In its “Bonus for Supe with a B-?”
Wrote Westneat: “But schools are not widget factories. Texas just spent $300 million on merit bonuses for teachers and saw no effect on student achievement. Or on teacher retention.
I bet the reason is because teachers generally aren’t in it for the money. Maybe fatter bonuses over years would have an effect on the talent pool. But a few thousand here or there is nibbling around the edges.”
In fact, the study found that teachers actually don’t tend to compete with each other, but work collaboratively and cooperatively.
Wrote Terrence Stutz in the Dallas Morning News: “Study: Texas’ teacher merit pay program hasn’t boosted student performance.”
Or as the Schools Matter blog reports, Arne Duncan is promoting failure: “Duncan’s BTTF (Bribe to the Flop).”
“Not only is no one excited, but most believe that none of 4.3 percent of the 2.5% of the corporate bailout will improve education or close the achievement gap or accomplish any of the blah-blah about competitive global economies.
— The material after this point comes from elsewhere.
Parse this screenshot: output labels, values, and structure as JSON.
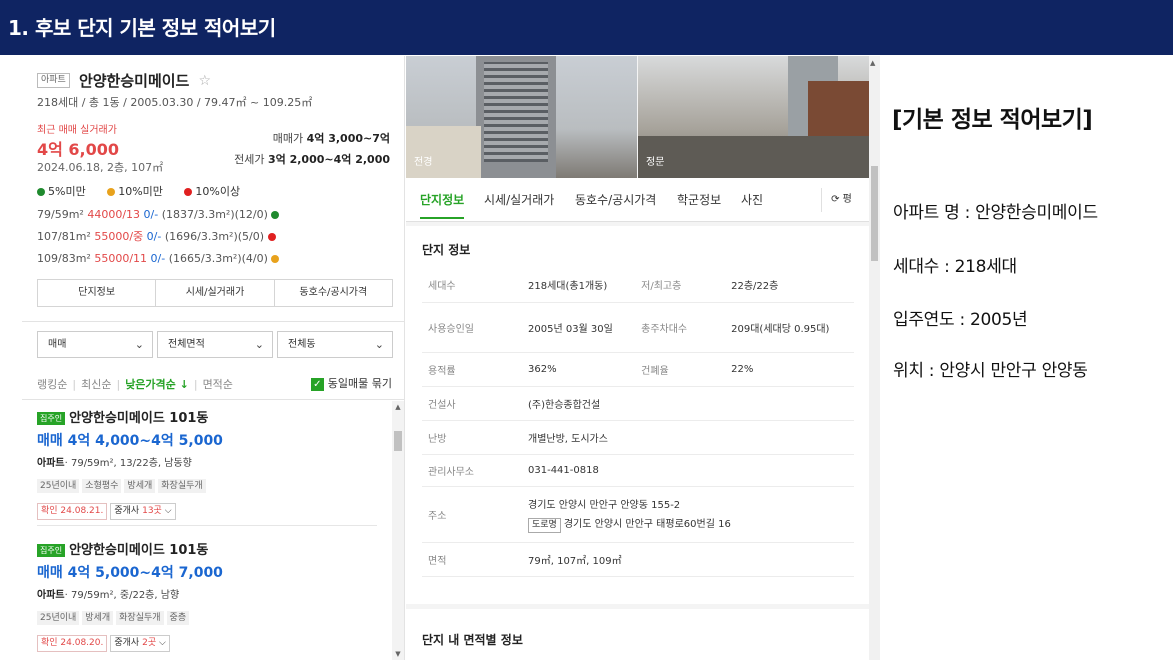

What it will likely do is continue shrinking school curriculums into the box built by the U. S. Chamber of Commerce, weaken the teaching profession and teacher unions, make test scores even more high stakes and certainly more high profit, and solidify the education industry as the dominant voice for urban school matters in America. That’s pretty good bang for your buck, or some excellent leveraging, as Bill [Gates] and Eli [Broad] might chuckle.
And all of it is going full steam ahead despite what the preponderance of evidence tells us about these proposals.”
“In the earlier study, which was conducted by researchers from the National Center on Performance Incentives at Vanderbilt University, we learned that, when given a say, teachers tend to be remarkably egalitarian. They favor relatively modest awards and spread them widely.
In the new study, released just this month by the same group of researchers, we learn whether the pay incentives for teachers translated to any improvements in their students’ test scores. The answer, in a word, is no. The third-year findings indicate that, overall, the program had a “weakly positive, negative, or negligible effect on student test-score gains.”
And the Education in Texas blog offered some details on the unequal distribution of bonuses under merit pay, back in April 2008. (See “Why I’m Not Impressed by Merit Pay Schemes”).
So it would seem that two key pillars of “education reform” are toppling under the weight of their own failure.
Clearly this is good reason for parents and school districts in states that may be tempted to vie for Race to the Top money to say, “Wait a minute? Why should we change our laws and schools in order to adopt failed ‘solutions’?”
Indeed, why should public school communities allow their federal or state government to dictate that they “fix” their public schools with false “solutions” like private charters and “merit pay”?